Virtual reality (VR) headsets will be present in 24 million homes by end of 2017, with purchase intentions almost double that of early 2016, according to Parks Associates research.

 

Samsung’s Gear VR is the leading product in the VR market, with Sony’s PlayStation VR in second place, according to Park Associates. Of those who purchased a VR headset in 2016, 31% bought a Samsung VR and 12% bought a PlayStation VR.

 

Worldwide, some 24 million households are forecast to own at least one virtual reality device by the end of this year. This figure is predicted to rise to 77 million households by 2021, according to the market research company.

 

“The budding virtual reality market is just in its infancy. VR has the potential to breathe new life into important CE (consumer electronics) device categories that have reached saturation, but challenges are hindering wider adoption. Familiarity is low, with fewer than 13% of consumers having experienced VR first hand,” said Hunter Sappington, researcher, Parks Associates .

 

The evolution of multiple players, with different headset hardware, “has resulted in a fragmented marketplace, which affects both content availability and future innovation,” he added.

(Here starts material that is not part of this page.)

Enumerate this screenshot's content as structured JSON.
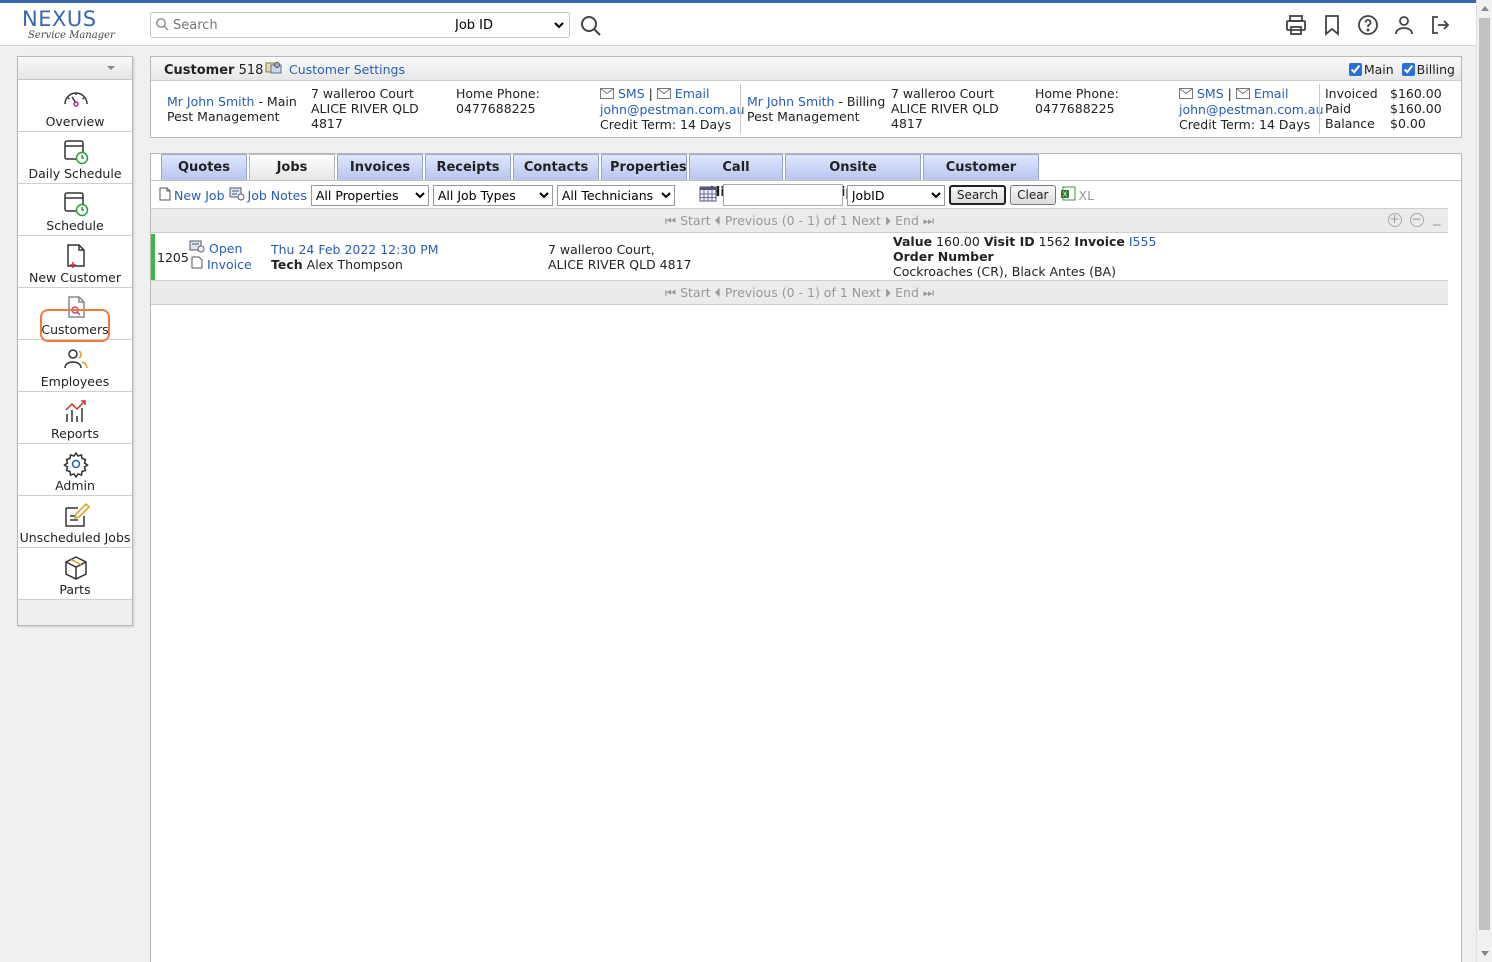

However, despite these challenges the VR sector is growing, with both increases in adoption and purchase intentions. Park Associates predicts new technologies such as eye tracking and mixed reality will be integrated into VR products over the next two to three years.

 

While gaming is the leading the fray in VR usage, potential VR equipment buyers are also interested in videos, virtual sports stadiums and virtual tours. Content, mobile and social use is being spearheaded by players such as Google, Samsung and Facebook.

 

Tu Skuse, research analyst, Parks Associates said:

 

“As headsets become increasingly available and users experience VR for themselves, interest will grow.  An expanding base of users will be key in motivating hardware makers, retailers, content producers, and service providers to continue to invest in this promising technology”.

Researchers believe that as well as entertainment, VR has the potential to impact multiple industries, including health, education, and industrial design.